The source indicated that Mr Muturi’s role remains undefined and until the Executive Order Number 1 2018 is released, his work remains largely that of an adviser.
Mr Muturi’s fingerprints can be traced in all major legal decisions the government made in the past five years.
He was also blamed for some unpopular ones that left the AG’s office embarrassed.
When a court in England ordered the government to pay Universal Satspace and First Mercantile Securities Corporation Sh1.4 billion for the controversial Anglo-Leasing deal, the Law Society of Kenya (LSK) blamed Mr Muturi for doing nothing to stop the payment despite representing the government in court.
The President, the Treasury and the AG maintained that paying the colossal sum was the only way the country could secure the much-needed Eurobond money.
At the time, Prof Muigai defended himself and Mr Muturi against LSK accusations and denied any involvement in the saga.
“The man in front of you today is a mortician,” Prof Muigai told a press conference.
“The patient died on the operating table. If you think the patient should have lived, ask the surgeons.”
He then presented a statement signed by Mr Muturi and addressed to the Senate committee on Finance.
In the statement, Mr Muturi linked Kenyan businessman Annura Pereira to the two firms.
When the controversial security laws were passed on December 2014, Mr Muturi was conspicuously present in the Speaker’s gallery and watched quietly as the drama among MPs unfolded.
“Mr Muturi was all over Parliament running up and down to ensure the bill was passed,” former Mombasa Senator Hassan Omar was quoted as saying.
“He became the face of the State Law Office, eclipsing his boss.”
Prof Muigai, who was absent during the melee, had advised against some clauses in the controversial Security Amendments law, some of which were later declared unconstitutional by the High Court.

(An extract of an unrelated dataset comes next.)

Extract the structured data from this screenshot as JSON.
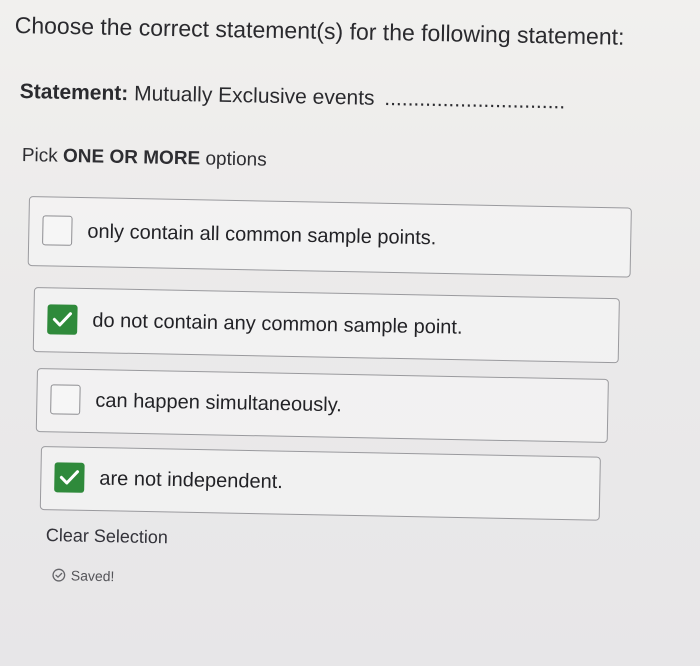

In 2015, Mr Muturi featured prominently in the intrigues that led to the forced resignation of three Ethics and Anti-Corruption Commission (EACC) commissioners, Mumo Matemu (chairman), his deputy Irene Keino and Prof Jane Onsongo.
Ms Keino claimed she and Prof Onsongo were summoned to a meeting by Mr Muturi, Mr Abdikadir Mohammed and the chairman of the Parliamentary Committee on Justice and Legal Affairs, Mr Samuel Chepkong’a, and asked to quit.
In turn, the two were promised ambassadorial positions as a safe landing from the commission, which now has the onerous task of investigating 175 public officers over corruption allegations.
“On March 31, 2015, I received a call at around 11.30am for a meeting and was told that Prof Onsongo had agreed to resign.
“I was also requested to resign and be given a new job as deputy ambassador to Brazil, which I flatly declined,” Ms Keino had said.
However, Mr Muturi’s version on how Ms Keino and Prof Onsongo left office is different.
He told the Sunday Nation then that Prof Onsongo had initially volunteered to resign, but withdrew the offer only for her to turn around and resign.
“I was shocked to read that I coerced her into resigning. Prof Onsongo wanted to resign and as she put it, she didn’t want her name soiled.”
In his last years in office, Mr Muturi, sources claimed, was behind a scheme to kick out Prof Muigai from office because of his strict application of the law even when it touches on politically driven bills initiated by the government.
The 2017 Office of the Attorney- General (Amendment) Bill that seeks to establish a procedure for removing the AG from office is associated with him.
The bill was originated by the National Assembly’s Justice and Legal Affairs Committee two years ago, but its publishing last year was viewed as suspiciously targeted at ousting Prof Muigai.
It did not escape the keen eyes of observers that while the bill seeks to hand the process of removing the AG to Parliament, it cushions the SG’s office by making him serve at the pleasure of the President.
This meant that while Prof Muigai could be kicked out of office by MPs, it would take President Kenyatta to sack Mr Muturi.
Despite obvious differences in opinion, Prof Muigai and Mr Muturi always maintained that there was no bad blood between them until the very end when they were both removed from office.